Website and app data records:
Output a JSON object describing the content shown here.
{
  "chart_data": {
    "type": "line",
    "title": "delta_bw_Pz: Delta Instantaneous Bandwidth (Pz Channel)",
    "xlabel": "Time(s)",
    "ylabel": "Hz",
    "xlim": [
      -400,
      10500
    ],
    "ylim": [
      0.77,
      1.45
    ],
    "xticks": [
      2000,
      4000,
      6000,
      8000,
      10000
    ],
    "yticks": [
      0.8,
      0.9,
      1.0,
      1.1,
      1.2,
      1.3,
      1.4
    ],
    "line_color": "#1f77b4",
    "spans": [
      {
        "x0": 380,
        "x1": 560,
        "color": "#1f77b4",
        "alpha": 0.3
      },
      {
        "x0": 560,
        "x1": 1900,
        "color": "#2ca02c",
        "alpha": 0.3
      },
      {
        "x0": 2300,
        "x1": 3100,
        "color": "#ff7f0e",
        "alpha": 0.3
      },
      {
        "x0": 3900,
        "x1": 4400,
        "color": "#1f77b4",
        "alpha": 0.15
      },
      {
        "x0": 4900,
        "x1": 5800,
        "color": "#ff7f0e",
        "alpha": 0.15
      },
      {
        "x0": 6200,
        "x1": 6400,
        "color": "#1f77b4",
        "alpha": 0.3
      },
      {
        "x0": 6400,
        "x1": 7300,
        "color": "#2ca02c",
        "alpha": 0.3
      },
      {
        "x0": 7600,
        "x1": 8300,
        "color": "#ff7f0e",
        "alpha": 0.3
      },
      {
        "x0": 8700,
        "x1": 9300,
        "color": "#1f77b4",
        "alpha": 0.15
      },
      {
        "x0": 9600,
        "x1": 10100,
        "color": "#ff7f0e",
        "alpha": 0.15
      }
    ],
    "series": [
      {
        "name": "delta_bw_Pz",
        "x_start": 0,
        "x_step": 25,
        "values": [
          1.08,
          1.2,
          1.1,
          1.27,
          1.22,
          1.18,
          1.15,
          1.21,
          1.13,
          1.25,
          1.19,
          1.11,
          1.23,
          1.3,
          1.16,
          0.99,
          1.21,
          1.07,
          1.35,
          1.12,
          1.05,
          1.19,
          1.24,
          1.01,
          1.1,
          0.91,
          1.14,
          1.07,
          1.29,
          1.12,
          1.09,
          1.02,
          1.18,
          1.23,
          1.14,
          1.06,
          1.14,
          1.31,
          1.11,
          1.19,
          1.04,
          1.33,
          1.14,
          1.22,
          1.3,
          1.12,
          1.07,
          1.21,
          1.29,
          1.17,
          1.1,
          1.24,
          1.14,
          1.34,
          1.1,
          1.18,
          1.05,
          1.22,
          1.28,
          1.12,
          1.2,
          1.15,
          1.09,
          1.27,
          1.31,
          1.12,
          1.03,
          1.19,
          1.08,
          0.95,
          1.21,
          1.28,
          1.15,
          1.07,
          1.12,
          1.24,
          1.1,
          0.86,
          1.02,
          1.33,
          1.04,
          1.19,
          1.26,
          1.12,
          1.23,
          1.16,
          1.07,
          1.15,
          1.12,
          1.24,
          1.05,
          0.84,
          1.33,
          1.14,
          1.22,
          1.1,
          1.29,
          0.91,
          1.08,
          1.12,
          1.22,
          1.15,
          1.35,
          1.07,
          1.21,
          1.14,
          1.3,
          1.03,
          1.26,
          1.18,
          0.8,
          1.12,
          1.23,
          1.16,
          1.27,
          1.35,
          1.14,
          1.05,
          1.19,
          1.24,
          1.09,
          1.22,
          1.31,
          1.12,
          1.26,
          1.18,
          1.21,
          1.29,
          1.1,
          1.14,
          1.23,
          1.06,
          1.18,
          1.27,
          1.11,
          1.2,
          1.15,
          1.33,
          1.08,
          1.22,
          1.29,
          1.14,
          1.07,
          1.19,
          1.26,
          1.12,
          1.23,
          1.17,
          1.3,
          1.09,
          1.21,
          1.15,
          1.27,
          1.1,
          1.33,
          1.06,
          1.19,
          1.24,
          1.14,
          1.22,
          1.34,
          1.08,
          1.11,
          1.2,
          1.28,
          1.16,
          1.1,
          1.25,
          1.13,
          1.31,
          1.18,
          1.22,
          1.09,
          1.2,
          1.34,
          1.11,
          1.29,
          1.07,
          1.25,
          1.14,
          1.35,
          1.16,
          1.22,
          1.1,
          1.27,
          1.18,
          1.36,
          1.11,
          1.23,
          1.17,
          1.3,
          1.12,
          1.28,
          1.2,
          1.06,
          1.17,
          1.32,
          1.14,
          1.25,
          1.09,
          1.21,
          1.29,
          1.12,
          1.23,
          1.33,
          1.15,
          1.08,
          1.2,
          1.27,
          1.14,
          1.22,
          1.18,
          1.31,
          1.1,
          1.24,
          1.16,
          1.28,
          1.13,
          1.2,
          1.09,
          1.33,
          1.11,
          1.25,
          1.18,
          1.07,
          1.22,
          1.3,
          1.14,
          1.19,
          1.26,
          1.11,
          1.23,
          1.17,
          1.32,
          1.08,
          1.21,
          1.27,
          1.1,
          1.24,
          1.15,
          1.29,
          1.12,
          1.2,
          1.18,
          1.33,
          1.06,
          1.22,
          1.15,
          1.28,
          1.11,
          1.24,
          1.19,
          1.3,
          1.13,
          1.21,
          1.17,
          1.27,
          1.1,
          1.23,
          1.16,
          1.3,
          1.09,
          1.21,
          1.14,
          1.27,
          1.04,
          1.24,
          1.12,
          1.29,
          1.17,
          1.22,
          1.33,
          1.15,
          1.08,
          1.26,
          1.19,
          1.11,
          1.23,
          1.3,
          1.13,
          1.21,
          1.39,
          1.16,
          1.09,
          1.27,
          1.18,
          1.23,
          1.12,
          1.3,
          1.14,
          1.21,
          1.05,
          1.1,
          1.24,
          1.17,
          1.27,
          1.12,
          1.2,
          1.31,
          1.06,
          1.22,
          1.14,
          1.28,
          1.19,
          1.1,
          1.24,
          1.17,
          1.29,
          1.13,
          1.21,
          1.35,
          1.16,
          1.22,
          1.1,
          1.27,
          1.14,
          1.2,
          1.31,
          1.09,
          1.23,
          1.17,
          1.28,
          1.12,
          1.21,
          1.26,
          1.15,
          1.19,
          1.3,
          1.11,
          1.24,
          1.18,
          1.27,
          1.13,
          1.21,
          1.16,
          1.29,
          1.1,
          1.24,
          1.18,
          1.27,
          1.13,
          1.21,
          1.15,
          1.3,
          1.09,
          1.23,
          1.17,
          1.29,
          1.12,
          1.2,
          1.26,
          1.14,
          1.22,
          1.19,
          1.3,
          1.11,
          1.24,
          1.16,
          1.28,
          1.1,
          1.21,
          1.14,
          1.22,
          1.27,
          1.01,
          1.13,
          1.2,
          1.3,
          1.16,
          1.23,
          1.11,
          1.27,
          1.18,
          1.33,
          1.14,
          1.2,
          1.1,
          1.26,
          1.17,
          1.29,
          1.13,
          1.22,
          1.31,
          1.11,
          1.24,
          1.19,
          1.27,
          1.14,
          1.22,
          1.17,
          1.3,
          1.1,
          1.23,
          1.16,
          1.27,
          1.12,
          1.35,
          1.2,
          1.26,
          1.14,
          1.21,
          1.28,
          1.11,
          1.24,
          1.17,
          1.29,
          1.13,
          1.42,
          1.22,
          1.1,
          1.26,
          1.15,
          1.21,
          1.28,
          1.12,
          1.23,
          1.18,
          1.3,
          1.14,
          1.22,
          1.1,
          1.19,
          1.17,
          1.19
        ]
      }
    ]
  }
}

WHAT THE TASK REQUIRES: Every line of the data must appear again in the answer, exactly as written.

OUTPUT BELOW:
Output a JSON object describing the content shown here.
{
  "chart_data": {
    "type": "line",
    "title": "delta_bw_Pz: Delta Instantaneous Bandwidth (Pz Channel)",
    "xlabel": "Time(s)",
    "ylabel": "Hz",
    "xlim": [
      -400,
      10500
    ],
    "ylim": [
      0.77,
      1.45
    ],
    "xticks": [
      2000,
      4000,
      6000,
      8000,
      10000
    ],
    "yticks": [
      0.8,
      0.9,
      1.0,
      1.1,
      1.2,
      1.3,
      1.4
    ],
    "line_color": "#1f77b4",
    "spans": [
      {
        "x0": 380,
        "x1": 560,
        "color": "#1f77b4",
        "alpha": 0.3
      },
      {
        "x0": 560,
        "x1": 1900,
        "color": "#2ca02c",
        "alpha": 0.3
      },
      {
        "x0": 2300,
        "x1": 3100,
        "color": "#ff7f0e",
        "alpha": 0.3
      },
      {
        "x0": 3900,
        "x1": 4400,
        "color": "#1f77b4",
        "alpha": 0.15
      },
      {
        "x0": 4900,
        "x1": 5800,
        "color": "#ff7f0e",
        "alpha": 0.15
      },
      {
        "x0": 6200,
        "x1": 6400,
        "color": "#1f77b4",
        "alpha": 0.3
      },
      {
        "x0": 6400,
        "x1": 7300,
        "color": "#2ca02c",
        "alpha": 0.3
      },
      {
        "x0": 7600,
        "x1": 8300,
        "color": "#ff7f0e",
        "alpha": 0.3
      },
      {
        "x0": 8700,
        "x1": 9300,
        "color": "#1f77b4",
        "alpha": 0.15
      },
      {
        "x0": 9600,
        "x1": 10100,
        "color": "#ff7f0e",
        "alpha": 0.15
      }
    ],
    "series": [
      {
        "name": "delta_bw_Pz",
        "x_start": 0,
        "x_step": 25,
        "values": [
          1.08,
          1.2,
          1.1,
          1.27,
          1.22,
          1.18,
          1.15,
          1.21,
          1.13,
          1.25,
          1.19,
          1.11,
          1.23,
          1.3,
          1.16,
          0.99,
          1.21,
          1.07,
          1.35,
          1.12,
          1.05,
          1.19,
          1.24,
          1.01,
          1.1,
          0.91,
          1.14,
          1.07,
          1.29,
          1.12,
          1.09,
          1.02,
          1.18,
          1.23,
          1.14,
          1.06,
          1.14,
          1.31,
          1.11,
          1.19,
          1.04,
          1.33,
          1.14,
          1.22,
          1.3,
          1.12,
          1.07,
          1.21,
          1.29,
          1.17,
          1.1,
          1.24,
          1.14,
          1.34,
          1.1,
          1.18,
          1.05,
          1.22,
          1.28,
          1.12,
          1.2,
          1.15,
          1.09,
          1.27,
          1.31,
          1.12,
          1.03,
          1.19,
          1.08,
          0.95,
          1.21,
          1.28,
          1.15,
          1.07,
          1.12,
          1.24,
          1.1,
          0.86,
          1.02,
          1.33,
          1.04,
          1.19,
          1.26,
          1.12,
          1.23,
          1.16,
          1.07,
          1.15,
          1.12,
          1.24,
          1.05,
          0.84,
          1.33,
          1.14,
          1.22,
          1.1,
          1.29,
          0.91,
          1.08,
          1.12,
          1.22,
          1.15,
          1.35,
          1.07,
          1.21,
          1.14,
          1.3,
          1.03,
          1.26,
          1.18,
          0.8,
          1.12,
          1.23,
          1.16,
          1.27,
          1.35,
          1.14,
          1.05,
          1.19,
          1.24,
          1.09,
          1.22,
          1.31,
          1.12,
          1.26,
          1.18,
          1.21,
          1.29,
          1.1,
          1.14,
          1.23,
          1.06,
          1.18,
          1.27,
          1.11,
          1.2,
          1.15,
          1.33,
          1.08,
          1.22,
          1.29,
          1.14,
          1.07,
          1.19,
          1.26,
          1.12,
          1.23,
          1.17,
          1.3,
          1.09,
          1.21,
          1.15,
          1.27,
          1.1,
          1.33,
          1.06,
          1.19,
          1.24,
          1.14,
          1.22,
          1.34,
          1.08,
          1.11,
          1.2,
          1.28,
          1.16,
          1.1,
          1.25,
          1.13,
          1.31,
          1.18,
          1.22,
          1.09,
          1.2,
          1.34,
          1.11,
          1.29,
          1.07,
          1.25,
          1.14,
          1.35,
          1.16,
          1.22,
          1.1,
          1.27,
          1.18,
          1.36,
          1.11,
          1.23,
          1.17,
          1.3,
          1.12,
          1.28,
          1.2,
          1.06,
          1.17,
          1.32,
          1.14,
          1.25,
          1.09,
          1.21,
          1.29,
          1.12,
          1.23,
          1.33,
          1.15,
          1.08,
          1.2,
          1.27,
          1.14,
          1.22,
          1.18,
          1.31,
          1.1,
          1.24,
          1.16,
          1.28,
          1.13,
          1.2,
          1.09,
          1.33,
          1.11,
          1.25,
          1.18,
          1.07,
          1.22,
          1.3,
          1.14,
          1.19,
          1.26,
          1.11,
          1.23,
          1.17,
          1.32,
          1.08,
          1.21,
          1.27,
          1.1,
          1.24,
          1.15,
          1.29,
          1.12,
          1.2,
          1.18,
          1.33,
          1.06,
          1.22,
          1.15,
          1.28,
          1.11,
          1.24,
          1.19,
          1.3,
          1.13,
          1.21,
          1.17,
          1.27,
          1.1,
          1.23,
          1.16,
          1.3,
          1.09,
          1.21,
          1.14,
          1.27,
          1.04,
          1.24,
          1.12,
          1.29,
          1.17,
          1.22,
          1.33,
          1.15,
          1.08,
          1.26,
          1.19,
          1.11,
          1.23,
          1.3,
          1.13,
          1.21,
          1.39,
          1.16,
          1.09,
          1.27,
          1.18,
          1.23,
          1.12,
          1.3,
          1.14,
          1.21,
          1.05,
          1.1,
          1.24,
          1.17,
          1.27,
          1.12,
          1.2,
          1.31,
          1.06,
          1.22,
          1.14,
          1.28,
          1.19,
          1.1,
          1.24,
          1.17,
          1.29,
          1.13,
          1.21,
          1.35,
          1.16,
          1.22,
          1.1,
          1.27,
          1.14,
          1.2,
          1.31,
          1.09,
          1.23,
          1.17,
          1.28,
          1.12,
          1.21,
          1.26,
          1.15,
          1.19,
          1.3,
          1.11,
          1.24,
          1.18,
          1.27,
          1.13,
          1.21,
          1.16,
          1.29,
          1.1,
          1.24,
          1.18,
          1.27,
          1.13,
          1.21,
          1.15,
          1.3,
          1.09,
          1.23,
          1.17,
          1.29,
          1.12,
          1.2,
          1.26,
          1.14,
          1.22,
          1.19,
          1.3,
          1.11,
          1.24,
          1.16,
          1.28,
          1.1,
          1.21,
          1.14,
          1.22,
          1.27,
          1.01,
          1.13,
          1.2,
          1.3,
          1.16,
          1.23,
          1.11,
          1.27,
          1.18,
          1.33,
          1.14,
          1.2,
          1.1,
          1.26,
          1.17,
          1.29,
          1.13,
          1.22,
          1.31,
          1.11,
          1.24,
          1.19,
          1.27,
          1.14,
          1.22,
          1.17,
          1.3,
          1.1,
          1.23,
          1.16,
          1.27,
          1.12,
          1.35,
          1.2,
          1.26,
          1.14,
          1.21,
          1.28,
          1.11,
          1.24,
          1.17,
          1.29,
          1.13,
          1.42,
          1.22,
          1.1,
          1.26,
          1.15,
          1.21,
          1.28,
          1.12,
          1.23,
          1.18,
          1.3,
          1.14,
          1.22,
          1.1,
          1.19,
          1.17,
          1.19
        ]
      }
    ]
  }
}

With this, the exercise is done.